The songs sounded too much like Gwen Stefani rejects. And what was up with her penchant for spelling everything out? But the former Stacy Ferguson’s first (and so far, only) solo album ruled the airwaves in 2006, thanks to fellow Black Eyed Pea, will.i.am’s slick production duties. Five singles hit the top five, including three number ones, establishing Fergie as a star in her own right. F-E-R-G-I-to the E, indeed!
After two albums of folky eclecticism, Furtado took a risk and got sexy on her third album. Teaming with Timbaland, who supplied the R&B and dance-y beats, Loose became, by far and away, her biggest hit, spawning two US number ones in “Promiscuous” and “Say It Right.” Sure, the results were calculated and contrived. But they were also sexy and brilliant, and they perfectly transformed Furtado into a legitimate hit-maker.
Sam’s Town–The Killers
Lead singer, Brandon Flowers, might have shot his band in the foot by declaring that their second album, Sam’s Town, would be “one of the best albums of the last twenty years” before its release; having to lift up to such lofty expectations immediately doomed the album to disappointment. But thankfully the songs were lush and atmospheric, with knowing nods that were more indebted to Springsteen than synth-bands. One of the best albums of the last twenty years? Maybe not. But Sam’s Town proved that the Killers were not a one-trick pony.
I’m Not Dead–Pink
After radio’s lukewarm reception to Pink’s 2003 effort, Try This, she returned with a feisty album that took pot shots at everyone from President Bush (“Dear, Mr. President“) to Paris Hilton (“Stupid Girls“). It was refreshingly irreverent in an era of polished American Idol balladry. The album was still initially slow to sell, before brilliant third single, “U + Ur Hand” got the party started and turned Pink back into a star.
Timberlake affirmed why he’s our preeminent male solo star of the new millennium when he dropped his second album, in 2006. Riding Timbaland’s funky beats, Timberlake scored three US number ones off the album, including instant-classic, “SexyBack” and the brave-falsetto of “My Love.” The album sold over four million copies, and won Timberlake four Grammys, but it would be another seven years before he’d release another full LP, 2013’s The 20/20 Experience.
Girl Like Me–Rihanna
In between career-opening “Pon de Replay” and career-defining “Umbrella,” Rihanna released her second LP. The album’s fusion of pop, dance, R/B, and island rhythms was a refreshing antidote to formulaic top 40 radio. Furthermore, Rihanna hadn’t quite hit her swagger just yet, so there was a hunger, a drive, on this album that oozed out of every song. The “Tainted Love”-sampling lead-single, “SOS,” became her first (of thirteen) US number ones.

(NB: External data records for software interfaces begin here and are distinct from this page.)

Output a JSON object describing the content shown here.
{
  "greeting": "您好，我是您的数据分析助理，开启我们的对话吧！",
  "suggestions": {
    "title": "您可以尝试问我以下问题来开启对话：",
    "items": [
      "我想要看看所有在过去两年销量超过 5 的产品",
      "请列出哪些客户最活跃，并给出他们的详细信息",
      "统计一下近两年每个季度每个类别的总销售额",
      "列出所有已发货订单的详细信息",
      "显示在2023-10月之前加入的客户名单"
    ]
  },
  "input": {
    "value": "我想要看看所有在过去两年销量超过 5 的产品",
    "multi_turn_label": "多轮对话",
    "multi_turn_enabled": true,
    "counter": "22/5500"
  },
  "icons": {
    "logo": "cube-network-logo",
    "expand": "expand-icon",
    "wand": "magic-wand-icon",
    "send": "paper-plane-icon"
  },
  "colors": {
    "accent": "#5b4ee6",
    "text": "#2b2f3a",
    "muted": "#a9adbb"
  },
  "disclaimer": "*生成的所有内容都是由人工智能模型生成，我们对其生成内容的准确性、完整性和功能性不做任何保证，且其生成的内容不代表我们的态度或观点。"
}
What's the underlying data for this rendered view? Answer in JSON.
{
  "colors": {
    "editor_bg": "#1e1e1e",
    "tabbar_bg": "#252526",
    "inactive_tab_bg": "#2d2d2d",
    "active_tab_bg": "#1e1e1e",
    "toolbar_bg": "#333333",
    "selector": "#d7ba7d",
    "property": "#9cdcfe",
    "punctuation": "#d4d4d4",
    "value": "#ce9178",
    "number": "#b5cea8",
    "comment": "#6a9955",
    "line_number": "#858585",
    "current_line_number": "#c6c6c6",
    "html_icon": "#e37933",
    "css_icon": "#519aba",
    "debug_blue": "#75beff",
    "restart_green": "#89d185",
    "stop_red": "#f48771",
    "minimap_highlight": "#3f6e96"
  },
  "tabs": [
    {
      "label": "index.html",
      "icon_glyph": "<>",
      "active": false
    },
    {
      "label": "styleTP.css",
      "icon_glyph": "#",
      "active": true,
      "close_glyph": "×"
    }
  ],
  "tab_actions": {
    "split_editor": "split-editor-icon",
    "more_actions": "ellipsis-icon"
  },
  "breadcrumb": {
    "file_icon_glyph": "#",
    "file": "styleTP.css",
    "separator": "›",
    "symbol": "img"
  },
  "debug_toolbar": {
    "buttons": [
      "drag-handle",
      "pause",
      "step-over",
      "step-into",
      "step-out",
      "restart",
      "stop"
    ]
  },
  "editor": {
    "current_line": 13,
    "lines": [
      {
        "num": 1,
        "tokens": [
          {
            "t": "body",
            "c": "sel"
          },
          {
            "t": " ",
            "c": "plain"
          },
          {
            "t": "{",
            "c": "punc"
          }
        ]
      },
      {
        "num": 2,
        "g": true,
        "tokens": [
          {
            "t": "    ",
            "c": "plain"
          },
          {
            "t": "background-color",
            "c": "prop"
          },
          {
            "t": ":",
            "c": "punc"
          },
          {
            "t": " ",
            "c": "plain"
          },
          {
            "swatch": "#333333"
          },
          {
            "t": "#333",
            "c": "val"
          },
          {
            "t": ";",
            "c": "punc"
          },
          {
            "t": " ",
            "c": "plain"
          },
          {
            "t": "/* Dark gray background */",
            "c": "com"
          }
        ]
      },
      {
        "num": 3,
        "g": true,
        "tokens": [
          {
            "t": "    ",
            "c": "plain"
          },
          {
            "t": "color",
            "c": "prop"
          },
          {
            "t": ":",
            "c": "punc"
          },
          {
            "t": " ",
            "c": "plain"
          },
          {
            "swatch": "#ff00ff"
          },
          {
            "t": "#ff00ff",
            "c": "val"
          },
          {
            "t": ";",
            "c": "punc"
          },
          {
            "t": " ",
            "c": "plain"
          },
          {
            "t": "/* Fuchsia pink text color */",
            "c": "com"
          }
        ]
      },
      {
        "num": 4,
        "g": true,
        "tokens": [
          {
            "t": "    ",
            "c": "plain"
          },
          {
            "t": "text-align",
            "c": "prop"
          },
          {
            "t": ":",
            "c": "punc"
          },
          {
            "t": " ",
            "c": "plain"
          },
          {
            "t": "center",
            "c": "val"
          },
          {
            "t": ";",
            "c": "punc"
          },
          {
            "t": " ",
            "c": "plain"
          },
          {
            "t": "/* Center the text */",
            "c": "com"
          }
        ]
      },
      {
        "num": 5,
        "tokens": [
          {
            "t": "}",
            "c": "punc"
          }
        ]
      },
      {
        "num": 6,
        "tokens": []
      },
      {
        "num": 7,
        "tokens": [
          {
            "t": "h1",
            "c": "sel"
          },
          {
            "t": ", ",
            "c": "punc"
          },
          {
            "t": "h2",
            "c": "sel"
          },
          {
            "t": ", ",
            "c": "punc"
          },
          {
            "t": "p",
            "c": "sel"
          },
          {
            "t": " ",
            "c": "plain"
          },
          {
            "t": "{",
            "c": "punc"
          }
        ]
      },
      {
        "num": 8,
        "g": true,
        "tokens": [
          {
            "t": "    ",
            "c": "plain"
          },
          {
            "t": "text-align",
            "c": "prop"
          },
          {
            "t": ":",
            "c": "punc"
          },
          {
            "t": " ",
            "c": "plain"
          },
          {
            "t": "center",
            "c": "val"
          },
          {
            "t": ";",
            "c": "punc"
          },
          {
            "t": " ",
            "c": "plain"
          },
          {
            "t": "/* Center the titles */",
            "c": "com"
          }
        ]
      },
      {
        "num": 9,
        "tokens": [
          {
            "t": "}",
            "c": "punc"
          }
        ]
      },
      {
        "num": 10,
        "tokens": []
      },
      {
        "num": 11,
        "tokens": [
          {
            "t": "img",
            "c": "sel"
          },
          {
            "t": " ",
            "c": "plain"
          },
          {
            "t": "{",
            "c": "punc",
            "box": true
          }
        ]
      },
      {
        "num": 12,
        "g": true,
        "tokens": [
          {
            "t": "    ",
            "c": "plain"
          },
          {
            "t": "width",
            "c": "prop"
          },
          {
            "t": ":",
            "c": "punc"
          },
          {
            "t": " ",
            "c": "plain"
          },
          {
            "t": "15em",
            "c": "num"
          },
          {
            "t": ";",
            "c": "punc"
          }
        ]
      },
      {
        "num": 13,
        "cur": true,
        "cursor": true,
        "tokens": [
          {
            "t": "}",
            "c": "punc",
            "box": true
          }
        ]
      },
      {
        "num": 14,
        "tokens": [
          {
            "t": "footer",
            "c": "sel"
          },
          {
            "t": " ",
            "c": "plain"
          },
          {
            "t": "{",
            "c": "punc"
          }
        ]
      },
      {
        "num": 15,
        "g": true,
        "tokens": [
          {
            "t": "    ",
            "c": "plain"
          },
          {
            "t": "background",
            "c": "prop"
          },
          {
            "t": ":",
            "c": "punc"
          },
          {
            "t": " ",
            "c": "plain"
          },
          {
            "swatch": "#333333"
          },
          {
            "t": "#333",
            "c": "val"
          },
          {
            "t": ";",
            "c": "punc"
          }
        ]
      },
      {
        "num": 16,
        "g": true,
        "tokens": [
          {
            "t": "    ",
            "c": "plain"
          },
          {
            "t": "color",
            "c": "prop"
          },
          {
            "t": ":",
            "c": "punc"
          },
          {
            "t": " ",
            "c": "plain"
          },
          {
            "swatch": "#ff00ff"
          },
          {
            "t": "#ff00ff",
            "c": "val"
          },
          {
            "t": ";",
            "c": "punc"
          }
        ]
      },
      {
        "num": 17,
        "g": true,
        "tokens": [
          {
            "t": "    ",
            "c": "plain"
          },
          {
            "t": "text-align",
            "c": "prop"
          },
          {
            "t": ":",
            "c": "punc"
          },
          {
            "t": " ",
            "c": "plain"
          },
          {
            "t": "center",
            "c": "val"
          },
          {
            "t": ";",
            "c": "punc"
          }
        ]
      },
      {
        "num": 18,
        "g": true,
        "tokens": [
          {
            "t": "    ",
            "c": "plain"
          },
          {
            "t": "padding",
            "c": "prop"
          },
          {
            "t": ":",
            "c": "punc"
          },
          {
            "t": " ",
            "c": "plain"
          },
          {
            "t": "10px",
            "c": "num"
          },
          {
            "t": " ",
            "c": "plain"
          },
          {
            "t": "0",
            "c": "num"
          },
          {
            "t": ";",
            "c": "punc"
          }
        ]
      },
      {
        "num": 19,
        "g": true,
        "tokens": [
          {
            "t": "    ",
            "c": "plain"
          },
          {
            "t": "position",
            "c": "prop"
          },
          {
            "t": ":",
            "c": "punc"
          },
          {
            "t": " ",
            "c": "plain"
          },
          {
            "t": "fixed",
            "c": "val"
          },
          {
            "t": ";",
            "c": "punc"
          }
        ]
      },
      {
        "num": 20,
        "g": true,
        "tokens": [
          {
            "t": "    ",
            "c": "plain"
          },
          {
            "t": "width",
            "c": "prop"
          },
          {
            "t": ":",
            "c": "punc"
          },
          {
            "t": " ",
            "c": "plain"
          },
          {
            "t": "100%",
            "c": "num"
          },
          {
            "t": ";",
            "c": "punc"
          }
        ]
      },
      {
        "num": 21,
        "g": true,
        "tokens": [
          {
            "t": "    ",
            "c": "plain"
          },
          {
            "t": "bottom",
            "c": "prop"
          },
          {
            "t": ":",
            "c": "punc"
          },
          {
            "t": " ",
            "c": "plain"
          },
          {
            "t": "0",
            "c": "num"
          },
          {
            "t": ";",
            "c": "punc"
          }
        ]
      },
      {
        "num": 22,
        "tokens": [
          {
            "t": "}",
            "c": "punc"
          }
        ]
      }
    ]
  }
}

Taylor Swift–Taylor Swift
It’s hard to remember now, but back in 2006, Taylor Swift was just a young, Tim McGraw-loving country ingenue. Swift’s likeable girl-next-door personality and honest lyrics won her a legion of fans, propelling the album to surprising sales (5.5 million and counting). Global stardom was just a few years away…
Back to Black–Amy Winehouse
Hannah Montana (Soundtrack)/High School Musical (Soundtrack)
Neither of these albums stands the test of time, and all the tracks are laughably disposable. Consequently, no one would admit to owning either of these albums today. But back in the day, they were both mega-sellers that introduced the world to new talents: Hannah Montana was the alter-ego of future weed-loving errant daughter, Miley Cyrus, while High School Musical launched Zac Efron onto the silver screen. The albums sound awful today, but they’re perfect time capsule pieces for an era when TV shows were once again churning out tween pop stars.